The question therefore is what then provoked the accused on the night of 22 November 2021 to cause him to stab the now deceased? The accused did not discover that night that the now deceased was cohabiting with Peter as Peter’s wife.
It is common cause that on the first visit the accused was in control of himself as he even lied to Peter that he was the now deceased’s uncle. He admits to this. As Peter explained the accused conversed with the now deceased and still left her with Peter. The only conclusion one can draw is that the accused has not been truthful as to what provoked him on the night in question. This has deprived the court to properly assess the nature of provocation. At most the accused may simply have been consumed by jealous.
For some reason he now could not withstand sharing the now deceased’s love with any other man Peter included, despite having seemingly accepted this scenario.
As per his own evidence the accused has a clear recollection of the events leading to the fateful day and also what he did on that fateful day. He was not bewildered or disoriented at all. Even in the absence of evidence from a psychiatrist or psychologist one can safely deduce that he was thinking rationally. He armed himself with a knife. He decided to visit the now deceased at Peter’s place at night after first failing to find her present during the day. He approached the now deceased stealthily. He did not announce his arrival. He found the now deceased simply seated outside a tent not only with Peter but also with Anna. Nothing untoward was happening then to trigger an attack. One can simply say that he had planned it. He uttered no word but went straight to attack the now deceased.

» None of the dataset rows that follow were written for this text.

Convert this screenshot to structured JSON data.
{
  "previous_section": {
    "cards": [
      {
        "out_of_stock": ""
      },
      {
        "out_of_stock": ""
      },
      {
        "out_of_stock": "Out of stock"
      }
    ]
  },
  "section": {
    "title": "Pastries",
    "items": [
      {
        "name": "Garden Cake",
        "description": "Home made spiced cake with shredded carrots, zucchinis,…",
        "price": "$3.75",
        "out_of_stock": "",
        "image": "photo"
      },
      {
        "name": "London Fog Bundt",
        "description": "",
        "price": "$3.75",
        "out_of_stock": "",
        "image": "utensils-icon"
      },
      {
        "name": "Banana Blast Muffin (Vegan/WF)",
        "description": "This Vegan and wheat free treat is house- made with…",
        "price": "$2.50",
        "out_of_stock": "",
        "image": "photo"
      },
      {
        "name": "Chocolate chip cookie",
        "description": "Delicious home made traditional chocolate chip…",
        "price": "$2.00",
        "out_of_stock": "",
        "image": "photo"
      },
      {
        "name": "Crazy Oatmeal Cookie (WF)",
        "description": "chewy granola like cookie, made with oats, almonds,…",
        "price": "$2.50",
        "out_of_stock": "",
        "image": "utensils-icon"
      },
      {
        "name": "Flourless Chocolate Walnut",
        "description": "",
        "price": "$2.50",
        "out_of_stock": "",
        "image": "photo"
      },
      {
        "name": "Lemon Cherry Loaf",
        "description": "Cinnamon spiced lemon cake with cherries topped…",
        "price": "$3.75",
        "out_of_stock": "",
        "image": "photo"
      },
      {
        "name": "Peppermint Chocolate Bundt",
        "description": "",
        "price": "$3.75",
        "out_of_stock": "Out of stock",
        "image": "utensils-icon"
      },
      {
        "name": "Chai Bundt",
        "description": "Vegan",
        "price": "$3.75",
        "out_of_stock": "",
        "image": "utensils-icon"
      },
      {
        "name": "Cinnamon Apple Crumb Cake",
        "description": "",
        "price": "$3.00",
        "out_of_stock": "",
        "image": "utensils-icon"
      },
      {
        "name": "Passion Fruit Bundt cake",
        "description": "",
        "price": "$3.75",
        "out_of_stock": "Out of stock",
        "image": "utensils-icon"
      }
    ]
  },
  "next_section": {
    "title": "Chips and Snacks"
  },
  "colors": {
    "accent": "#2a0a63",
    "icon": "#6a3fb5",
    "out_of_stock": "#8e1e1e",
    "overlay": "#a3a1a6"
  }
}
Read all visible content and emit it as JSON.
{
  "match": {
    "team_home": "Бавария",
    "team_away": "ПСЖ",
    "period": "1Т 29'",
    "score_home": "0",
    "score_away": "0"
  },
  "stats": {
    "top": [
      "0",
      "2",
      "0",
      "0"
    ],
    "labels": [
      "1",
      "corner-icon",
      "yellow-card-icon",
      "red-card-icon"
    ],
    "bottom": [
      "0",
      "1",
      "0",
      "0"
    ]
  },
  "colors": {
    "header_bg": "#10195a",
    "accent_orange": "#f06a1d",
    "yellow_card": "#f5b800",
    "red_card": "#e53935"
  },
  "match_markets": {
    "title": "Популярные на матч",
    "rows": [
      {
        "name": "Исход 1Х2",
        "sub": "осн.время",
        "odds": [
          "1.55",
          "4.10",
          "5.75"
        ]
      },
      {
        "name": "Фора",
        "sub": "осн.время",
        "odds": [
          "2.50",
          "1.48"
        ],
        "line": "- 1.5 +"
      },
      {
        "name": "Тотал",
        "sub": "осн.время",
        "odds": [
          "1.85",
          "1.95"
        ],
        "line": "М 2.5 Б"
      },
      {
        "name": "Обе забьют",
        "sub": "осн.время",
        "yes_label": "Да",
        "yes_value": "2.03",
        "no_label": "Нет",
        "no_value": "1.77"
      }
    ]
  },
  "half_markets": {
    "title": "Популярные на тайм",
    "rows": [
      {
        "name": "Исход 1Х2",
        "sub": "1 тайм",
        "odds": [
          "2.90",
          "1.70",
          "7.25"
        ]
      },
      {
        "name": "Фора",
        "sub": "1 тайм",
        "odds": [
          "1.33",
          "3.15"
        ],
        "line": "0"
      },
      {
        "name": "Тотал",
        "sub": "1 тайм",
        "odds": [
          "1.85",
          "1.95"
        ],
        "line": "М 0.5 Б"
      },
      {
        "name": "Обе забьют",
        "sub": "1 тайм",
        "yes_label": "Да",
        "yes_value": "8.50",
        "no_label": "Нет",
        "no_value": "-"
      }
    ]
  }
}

The attack itself was swift and brutal. The now deceased was unarmed and unexpecting to be attacked. The accused’s silly story that he measured the length of the knife blade he ploughed into the now deceased’s body using a handkerchief is not only untenable but an afterthought. In any case he priced open the abdomen leaving the intestines protruding. Despite lack of specific nature of the stab wounds in terms of length and depth in Exhibit 1 he delivered a total of 4 stab wounds, three on thighs and one on abdomen. The degree of force was severe as the knife broke. Thereafter he fled from the scene. He disembowed the now deceased
Given such evidence one cannot say that the accused did not have the intention to kill whether actual or constructive. He did and nothing possibly provoked him as envisaged in Section 239 (1) (a) of the Criminal Law Code [Chapter 9:23].
Even if one would assume he had the intention to kill there is nothing on the evidence to show that he completely lost self-control and that a reasonable man faced with similar situation of a cheating lover would have behaved in that manner as envisaged in Section 239 (1) (b) of the Criminal Law Code [Chapter 9:23].
The defence of provocation as provided for on Section 239 (1) of the Criminal Law (Codification and Reform Act) [Chapter 9:23] is not available to the accused.
The evidence clearly shows that when the accused attacked the now deceased, he had actual intention to cause death as in envisaged in Section 47(1) of the Criminal Law [Codification and Reform] Act [Chapter 9:23].
In the result the accused is found guilty of murder with actual intent.
VERDICT: Guilty of Contravening Section 47 (1) (a) of the Criminal Law [Codification and Reform] Act [Chapter 9:23]; Murder with actual intent.
National Prosecuting Authority, counsel for the state
Mutendi, Mudisi &Shumba, pro deo counsel for the accused.